“Ethnic hatred must not be allowed to foment in Nigeria,” said Friday human rights expert Anwar Kemal, in his capacity as Chairperson of the Committee, urging the government of Nigeria “to take all the appropriate measures to immediately stop the ethnic violence, to protect the victims; and to avoid the repetition of such killings in the future.”
The Committee, which has just concluded its 76th session in Geneva, is alarmed by reports of recent attacks and killings of a large number of persons, including children, women and elderly, near the city of Jos in January and March 2010.
In a decision* passed this week under its early warning and urgent action procedure, the UN expert body also urged Nigeria to investigate the massacres, bring to justice those responsible and to provide redress to the victims and their families.
Among its recommendations, the Committee called on all local, regional and national authorities in Nigeria to study the underlying causes of the ethnic violence in the country; to firmly address all underlying causes of tension leading to this repeated violence, and to promote dialogue between different ethnic communities in view to achieve tolerance and peace.
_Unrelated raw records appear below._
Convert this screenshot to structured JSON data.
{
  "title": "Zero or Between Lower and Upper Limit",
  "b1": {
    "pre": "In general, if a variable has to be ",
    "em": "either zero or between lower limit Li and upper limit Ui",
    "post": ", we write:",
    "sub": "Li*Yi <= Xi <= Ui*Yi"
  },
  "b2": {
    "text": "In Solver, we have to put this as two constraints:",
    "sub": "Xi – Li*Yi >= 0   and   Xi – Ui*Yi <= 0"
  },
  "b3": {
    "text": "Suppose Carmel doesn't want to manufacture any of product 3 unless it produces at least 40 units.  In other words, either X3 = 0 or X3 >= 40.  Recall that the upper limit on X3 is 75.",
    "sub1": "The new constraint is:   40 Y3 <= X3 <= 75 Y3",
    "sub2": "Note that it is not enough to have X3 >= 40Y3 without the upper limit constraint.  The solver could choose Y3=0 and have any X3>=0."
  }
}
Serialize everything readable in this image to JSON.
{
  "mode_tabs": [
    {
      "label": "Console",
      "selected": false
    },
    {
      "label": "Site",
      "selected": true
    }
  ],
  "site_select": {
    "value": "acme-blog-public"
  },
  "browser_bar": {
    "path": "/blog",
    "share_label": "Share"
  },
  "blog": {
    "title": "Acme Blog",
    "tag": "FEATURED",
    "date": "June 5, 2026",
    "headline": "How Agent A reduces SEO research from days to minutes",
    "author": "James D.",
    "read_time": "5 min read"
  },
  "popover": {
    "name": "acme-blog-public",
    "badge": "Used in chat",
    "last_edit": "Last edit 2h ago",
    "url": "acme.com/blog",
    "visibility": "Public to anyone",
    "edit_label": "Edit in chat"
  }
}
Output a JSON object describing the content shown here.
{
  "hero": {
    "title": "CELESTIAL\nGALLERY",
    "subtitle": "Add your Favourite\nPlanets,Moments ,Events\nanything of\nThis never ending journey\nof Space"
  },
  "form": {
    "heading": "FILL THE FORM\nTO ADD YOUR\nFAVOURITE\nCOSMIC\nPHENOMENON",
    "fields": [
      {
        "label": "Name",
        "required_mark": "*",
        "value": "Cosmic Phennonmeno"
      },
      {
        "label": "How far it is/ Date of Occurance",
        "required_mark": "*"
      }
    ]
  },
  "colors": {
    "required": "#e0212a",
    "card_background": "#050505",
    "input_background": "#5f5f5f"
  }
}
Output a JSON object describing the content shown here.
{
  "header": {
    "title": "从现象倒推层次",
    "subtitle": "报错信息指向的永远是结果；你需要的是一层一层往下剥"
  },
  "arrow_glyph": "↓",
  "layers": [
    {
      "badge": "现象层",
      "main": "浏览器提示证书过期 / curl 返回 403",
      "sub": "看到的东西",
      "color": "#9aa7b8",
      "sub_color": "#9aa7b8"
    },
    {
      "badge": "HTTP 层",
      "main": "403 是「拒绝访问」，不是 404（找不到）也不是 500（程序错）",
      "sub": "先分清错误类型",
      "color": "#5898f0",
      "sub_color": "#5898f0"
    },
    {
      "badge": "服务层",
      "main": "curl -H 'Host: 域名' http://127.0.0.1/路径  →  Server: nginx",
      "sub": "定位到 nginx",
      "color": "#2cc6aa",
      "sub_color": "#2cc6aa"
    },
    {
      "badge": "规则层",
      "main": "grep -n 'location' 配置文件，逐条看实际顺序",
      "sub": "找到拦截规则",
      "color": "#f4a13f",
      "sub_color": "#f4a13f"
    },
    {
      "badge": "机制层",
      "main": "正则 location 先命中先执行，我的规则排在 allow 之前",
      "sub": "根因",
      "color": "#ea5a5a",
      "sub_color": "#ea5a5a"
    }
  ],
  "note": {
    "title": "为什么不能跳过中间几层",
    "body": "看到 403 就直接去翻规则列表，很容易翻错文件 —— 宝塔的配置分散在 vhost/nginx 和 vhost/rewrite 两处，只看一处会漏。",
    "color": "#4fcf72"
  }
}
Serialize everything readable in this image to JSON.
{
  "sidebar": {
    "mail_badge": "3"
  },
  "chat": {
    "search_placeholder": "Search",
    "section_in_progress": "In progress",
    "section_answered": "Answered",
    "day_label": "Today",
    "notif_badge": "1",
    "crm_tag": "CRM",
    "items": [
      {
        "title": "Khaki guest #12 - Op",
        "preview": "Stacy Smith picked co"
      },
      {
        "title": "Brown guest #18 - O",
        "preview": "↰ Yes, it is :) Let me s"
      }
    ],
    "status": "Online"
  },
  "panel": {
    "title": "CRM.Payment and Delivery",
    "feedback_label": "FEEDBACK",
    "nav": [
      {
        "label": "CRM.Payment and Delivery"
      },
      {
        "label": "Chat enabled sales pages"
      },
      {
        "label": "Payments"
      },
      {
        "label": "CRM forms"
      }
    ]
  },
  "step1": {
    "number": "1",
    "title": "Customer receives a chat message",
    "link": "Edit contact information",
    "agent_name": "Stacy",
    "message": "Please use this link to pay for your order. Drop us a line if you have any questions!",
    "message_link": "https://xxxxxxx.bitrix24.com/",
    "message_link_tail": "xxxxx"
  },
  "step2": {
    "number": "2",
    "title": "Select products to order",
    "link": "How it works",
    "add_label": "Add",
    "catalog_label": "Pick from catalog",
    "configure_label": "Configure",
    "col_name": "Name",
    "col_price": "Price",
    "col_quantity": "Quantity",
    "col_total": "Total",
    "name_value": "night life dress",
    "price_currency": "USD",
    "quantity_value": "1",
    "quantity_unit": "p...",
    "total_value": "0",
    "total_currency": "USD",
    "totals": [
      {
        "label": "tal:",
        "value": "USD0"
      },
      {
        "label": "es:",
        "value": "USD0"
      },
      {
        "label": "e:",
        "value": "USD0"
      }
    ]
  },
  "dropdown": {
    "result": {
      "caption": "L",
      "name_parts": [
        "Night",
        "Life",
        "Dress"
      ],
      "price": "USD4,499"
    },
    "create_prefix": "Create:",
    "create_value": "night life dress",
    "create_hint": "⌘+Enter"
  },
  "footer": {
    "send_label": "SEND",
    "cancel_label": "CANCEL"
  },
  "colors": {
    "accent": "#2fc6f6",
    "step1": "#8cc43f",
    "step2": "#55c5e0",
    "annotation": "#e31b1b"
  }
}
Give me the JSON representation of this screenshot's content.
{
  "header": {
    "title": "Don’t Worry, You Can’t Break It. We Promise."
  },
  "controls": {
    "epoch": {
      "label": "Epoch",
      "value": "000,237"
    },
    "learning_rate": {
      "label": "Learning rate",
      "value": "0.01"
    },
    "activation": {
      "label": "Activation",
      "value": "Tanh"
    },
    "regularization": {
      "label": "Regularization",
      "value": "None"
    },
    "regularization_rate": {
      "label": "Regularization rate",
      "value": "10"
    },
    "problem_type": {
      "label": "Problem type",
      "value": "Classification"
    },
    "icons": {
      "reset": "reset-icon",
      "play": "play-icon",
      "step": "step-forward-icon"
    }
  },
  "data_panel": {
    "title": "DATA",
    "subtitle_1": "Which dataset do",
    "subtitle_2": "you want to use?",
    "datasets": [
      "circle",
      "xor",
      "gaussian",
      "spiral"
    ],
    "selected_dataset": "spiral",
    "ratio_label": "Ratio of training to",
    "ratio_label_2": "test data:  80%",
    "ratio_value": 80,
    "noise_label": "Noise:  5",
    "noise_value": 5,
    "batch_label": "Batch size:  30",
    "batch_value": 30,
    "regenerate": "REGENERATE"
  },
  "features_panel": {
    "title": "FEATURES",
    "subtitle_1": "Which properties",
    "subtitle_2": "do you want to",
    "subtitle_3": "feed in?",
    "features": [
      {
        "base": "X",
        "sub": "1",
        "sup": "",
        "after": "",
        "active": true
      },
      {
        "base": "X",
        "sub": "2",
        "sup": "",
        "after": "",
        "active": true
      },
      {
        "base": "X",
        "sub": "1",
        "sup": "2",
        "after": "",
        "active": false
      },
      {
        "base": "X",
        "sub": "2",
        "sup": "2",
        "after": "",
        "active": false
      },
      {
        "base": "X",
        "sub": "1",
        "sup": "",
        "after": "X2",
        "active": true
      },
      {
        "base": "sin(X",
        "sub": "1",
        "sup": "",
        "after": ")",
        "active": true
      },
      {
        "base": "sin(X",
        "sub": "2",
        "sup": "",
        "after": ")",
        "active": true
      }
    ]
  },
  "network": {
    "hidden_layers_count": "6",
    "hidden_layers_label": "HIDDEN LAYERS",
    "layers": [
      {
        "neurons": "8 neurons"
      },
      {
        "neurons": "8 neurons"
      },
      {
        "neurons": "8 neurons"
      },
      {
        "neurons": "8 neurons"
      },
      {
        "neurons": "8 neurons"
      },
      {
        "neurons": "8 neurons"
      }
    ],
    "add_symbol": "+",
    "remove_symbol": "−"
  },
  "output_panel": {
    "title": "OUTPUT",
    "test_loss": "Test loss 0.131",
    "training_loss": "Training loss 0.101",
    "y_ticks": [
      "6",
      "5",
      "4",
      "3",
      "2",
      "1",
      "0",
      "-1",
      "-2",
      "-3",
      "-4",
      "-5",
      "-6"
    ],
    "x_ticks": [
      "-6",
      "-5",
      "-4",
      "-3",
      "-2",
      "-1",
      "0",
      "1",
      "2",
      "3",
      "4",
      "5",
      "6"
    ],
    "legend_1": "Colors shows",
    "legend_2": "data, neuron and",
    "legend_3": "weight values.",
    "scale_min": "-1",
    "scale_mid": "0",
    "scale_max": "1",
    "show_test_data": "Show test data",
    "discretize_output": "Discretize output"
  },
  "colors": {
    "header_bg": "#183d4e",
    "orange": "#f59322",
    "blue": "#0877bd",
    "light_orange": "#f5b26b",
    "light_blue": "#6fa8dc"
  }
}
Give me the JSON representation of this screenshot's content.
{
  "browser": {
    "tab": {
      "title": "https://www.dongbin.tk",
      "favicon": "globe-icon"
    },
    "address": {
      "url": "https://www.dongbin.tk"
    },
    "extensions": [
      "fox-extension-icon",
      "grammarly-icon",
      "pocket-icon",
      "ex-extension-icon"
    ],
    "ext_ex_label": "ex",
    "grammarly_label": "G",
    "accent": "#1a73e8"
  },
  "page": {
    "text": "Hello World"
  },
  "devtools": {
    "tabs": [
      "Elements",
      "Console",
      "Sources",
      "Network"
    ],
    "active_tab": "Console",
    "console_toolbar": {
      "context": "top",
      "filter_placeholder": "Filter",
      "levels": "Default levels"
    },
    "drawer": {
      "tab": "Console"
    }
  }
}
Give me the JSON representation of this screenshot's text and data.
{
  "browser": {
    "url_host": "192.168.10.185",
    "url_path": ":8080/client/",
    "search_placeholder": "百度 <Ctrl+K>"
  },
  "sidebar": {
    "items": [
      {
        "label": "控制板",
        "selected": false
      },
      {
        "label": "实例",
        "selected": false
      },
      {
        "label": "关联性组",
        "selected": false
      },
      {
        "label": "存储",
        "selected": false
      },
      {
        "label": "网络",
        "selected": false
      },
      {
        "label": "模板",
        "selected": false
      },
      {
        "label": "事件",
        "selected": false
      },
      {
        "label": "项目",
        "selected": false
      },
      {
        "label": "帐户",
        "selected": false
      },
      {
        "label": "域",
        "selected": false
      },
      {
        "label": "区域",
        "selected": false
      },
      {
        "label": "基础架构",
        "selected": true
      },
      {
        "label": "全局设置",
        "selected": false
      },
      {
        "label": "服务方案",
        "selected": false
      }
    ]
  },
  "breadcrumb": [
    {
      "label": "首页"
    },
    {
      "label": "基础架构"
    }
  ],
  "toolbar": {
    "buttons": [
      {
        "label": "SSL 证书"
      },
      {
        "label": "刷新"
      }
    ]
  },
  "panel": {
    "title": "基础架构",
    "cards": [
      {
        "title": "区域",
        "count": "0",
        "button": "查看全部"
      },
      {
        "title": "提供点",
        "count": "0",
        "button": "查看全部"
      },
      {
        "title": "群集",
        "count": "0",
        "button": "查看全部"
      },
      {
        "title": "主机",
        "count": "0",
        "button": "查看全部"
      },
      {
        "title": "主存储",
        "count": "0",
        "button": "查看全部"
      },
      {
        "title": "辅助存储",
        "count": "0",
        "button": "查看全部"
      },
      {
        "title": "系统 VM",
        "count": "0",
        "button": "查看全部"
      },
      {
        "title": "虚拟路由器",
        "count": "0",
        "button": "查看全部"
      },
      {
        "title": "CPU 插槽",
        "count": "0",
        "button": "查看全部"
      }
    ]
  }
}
The UN group of independent experts drew attention to the fact that Nigeria has ratified the International Convention on the Elimination of Alls Forms of Racial Discrimination, and is under the obligation to prevent and protect persons against acts of hatred, incitement to racial and ethnic violence or any form of violence based on ethnicity.